Paul Cook

URL Redirects Using Gatsby and Netlify

October 05, 2019

Redirects with Gatsby and Netlify

I recently migrated my site to Gatsby, part of that migration involved me creating a new URL structure for my posts.

Previously my sited used WordPress, and while you can change the URL structure for self-hosted versions of WordPress you can’t with the plan I was on for WordPress.com (a commercial offering separate from WordPress.org).

I’ve never really liked the default URL structure WordPress uses for posts.

It’s year/month/day/title which ends up looking like this: yoursite.com/2019/12/1/cool-post instead of a clean URL like: yoursite.com/cool-post.

I much prefer the clearer structure so as I planned my migration to Gatsby that was one of the first changes I wanted to make.

How you would redirect URLs normally

In WordPress you might use something like a redirect plugin that handles all the business of making redirects for you, or, if you want to get fancy you could do the redirection yourself with Apache mod_rewrites or Nginx rewrites or write something in your .htaccess file.
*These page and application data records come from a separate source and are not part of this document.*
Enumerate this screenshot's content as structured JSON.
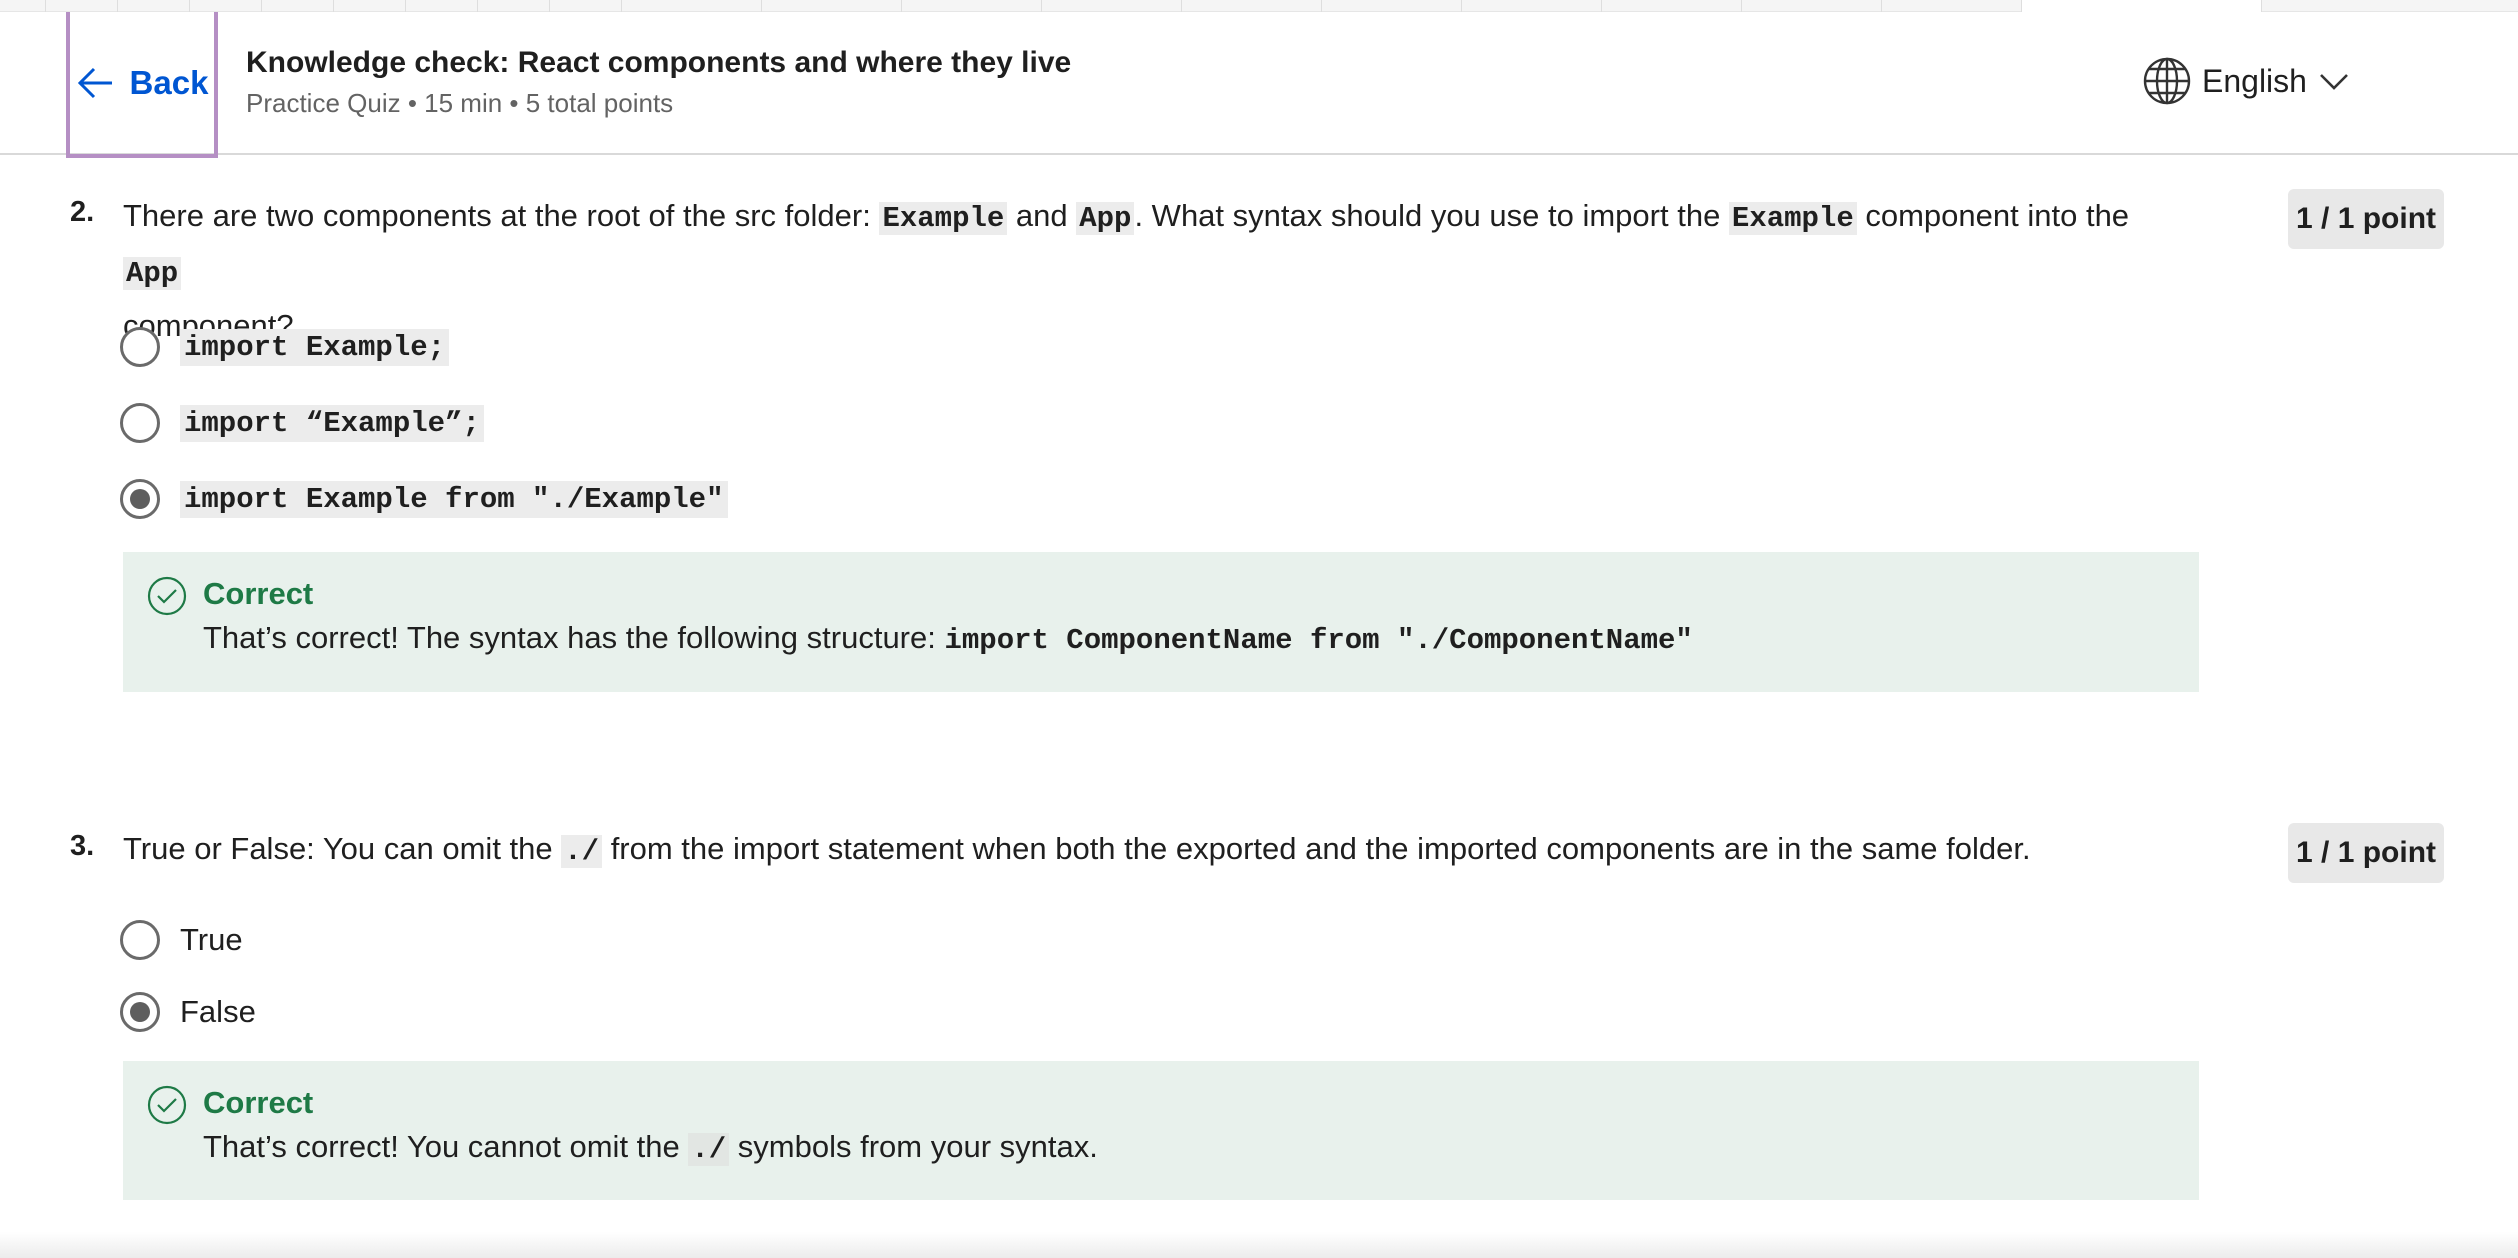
{
  "header": {
    "back_label": "Back",
    "title": "Knowledge check: React components and where they live",
    "meta": "Practice Quiz • 15 min • 5 total points",
    "language": "English"
  },
  "questions": [
    {
      "number": "2.",
      "points": "1 / 1 point",
      "text_parts": [
        "There are two components at the root of the src folder: ",
        "Example",
        " and ",
        "App",
        ". What syntax should you use to import the ",
        "Example",
        " component into the ",
        "App"
      ],
      "text_line2": "component?",
      "options": [
        {
          "label": "import Example;",
          "selected": false
        },
        {
          "label": "import “Example”;",
          "selected": false
        },
        {
          "label": "import Example from \"./Example\"",
          "selected": true
        }
      ],
      "feedback": {
        "title": "Correct",
        "text_prefix": "That’s correct! The syntax has the following structure: ",
        "code": "import ComponentName from \"./ComponentName\""
      }
    },
    {
      "number": "3.",
      "points": "1 / 1 point",
      "text_prefix": "True or False: You can omit the ",
      "text_code": "./",
      "text_suffix": " from the import statement when both the exported and the imported components are in the same folder.",
      "options": [
        {
          "label": "True",
          "selected": false
        },
        {
          "label": "False",
          "selected": true
        }
      ],
      "feedback": {
        "title": "Correct",
        "text_prefix": "That’s correct! You cannot omit the ",
        "code": "./",
        "text_suffix": " symbols from your syntax."
      }
    }
  ],
  "icons": {
    "back": "arrow-left-icon",
    "language": "globe-icon",
    "dropdown": "chevron-down-icon",
    "correct": "check-circle-icon"
  },
  "colors": {
    "accent": "#0056d2",
    "correct_green": "#1e7a46",
    "feedback_bg": "#e8f1ec",
    "back_outline": "#b58fc4"
  }
}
Sure, there’s plenty of other ways to do redirection, but if you’re doing something with a blog that probably covers what you’d want to do.

How you redirect URLs in Gatsby

That’s all well and good if you control the server, but I don’t with my site anymore.

I’m not running some VM in Digital Ocean that I can SSH into, and add in the redirections manually with Apache or Nginx.

And, to be honest, I’m really glad that’s the case… but I still need redirects.

Enter Google searching for doing redirects in Gatsby.

createRedirect

The first thing I ran across is the createRedirect method.

You usually (and perhaps always) run this method while you’re creating your pages in gatsby-

node.js like this:

exports.createPages = ({
  graphql,
  actions
}) => {
  const { createRedirect } = actions;
    createRedirect({
      fromPath: '/2017/08/06/how-i-got-a-job/',
      toPath: '/how-i-got-a-job/',
      isPermanent: true
    });
}

The fromPath is the old URL to redirect from.

The toPath is the new URL to redirect to.

The isPermanent sets the redirect status code to be a 301 which basically tells Google that this new URL is the permanent home for this content now.

301 redirects are super important for maintaining the search rankings of whatever you’re redirecting.

Problem: Adding createRedirect alone isn’t enough to do server side redirects for your site.

The code above won’t redirect… anybody. We need to add a plugin that will plug-in (bad pun very much intended) our redirects into our host.

Adding the Netlify plugin

In this case, we want to add the plugin for Netlify:

npm install --save gatsby-plugin-netlify

Once that’s done installing we need to add it into our plugins in gatsby-config.js:

plugins: [`gatsby-plugin-netlify`]

From there we are off to the races.

Try its handiwork out for yourself:

paulrcook.com/2017/09/07/building-context/

paulrcook.com/2019/03/05/fewer-better-books/

What my structure looks like now

One additional thing you could rather than creating dozens of calls to createRedirect is to have an array of objects that you loop and call createRedirect on each of them like so:

const redirects = [
		{
      fromPath: '/2017/07/22/fun-with-react-and-the-wordpress-rest-api/',
      toPath: '/fun-with-react-and-the-wordpress-rest-api',
      isPermanent: true
    },
    {
      fromPath: '/2017/08/06/how-i-got-a-job/',
      toPath: '/how-i-got-a-job/',
      isPermanent: true
    },
    {
      fromPath: '/2017/09/07/building-context/',
      toPath: '/building-context/',
      isPermanent: true
    },
    {
      fromPath: '/2018/12/16/totally-winging-it/',
      toPath: '/totally-winging-it/',
      isPermanent: true
    },
    {
      fromPath: '/2019/01/11/that-app-wont-save-you/',
      toPath: '/that-app-wont-save-you/',
      isPermanent: true
    },
     // ...other posts
];

redirects.forEach(redirect => createRedirect(redirect));

That’s all, folks

So there you have it. With Gatsby, you may not always own the server, but you can still redirect your content.

Further resources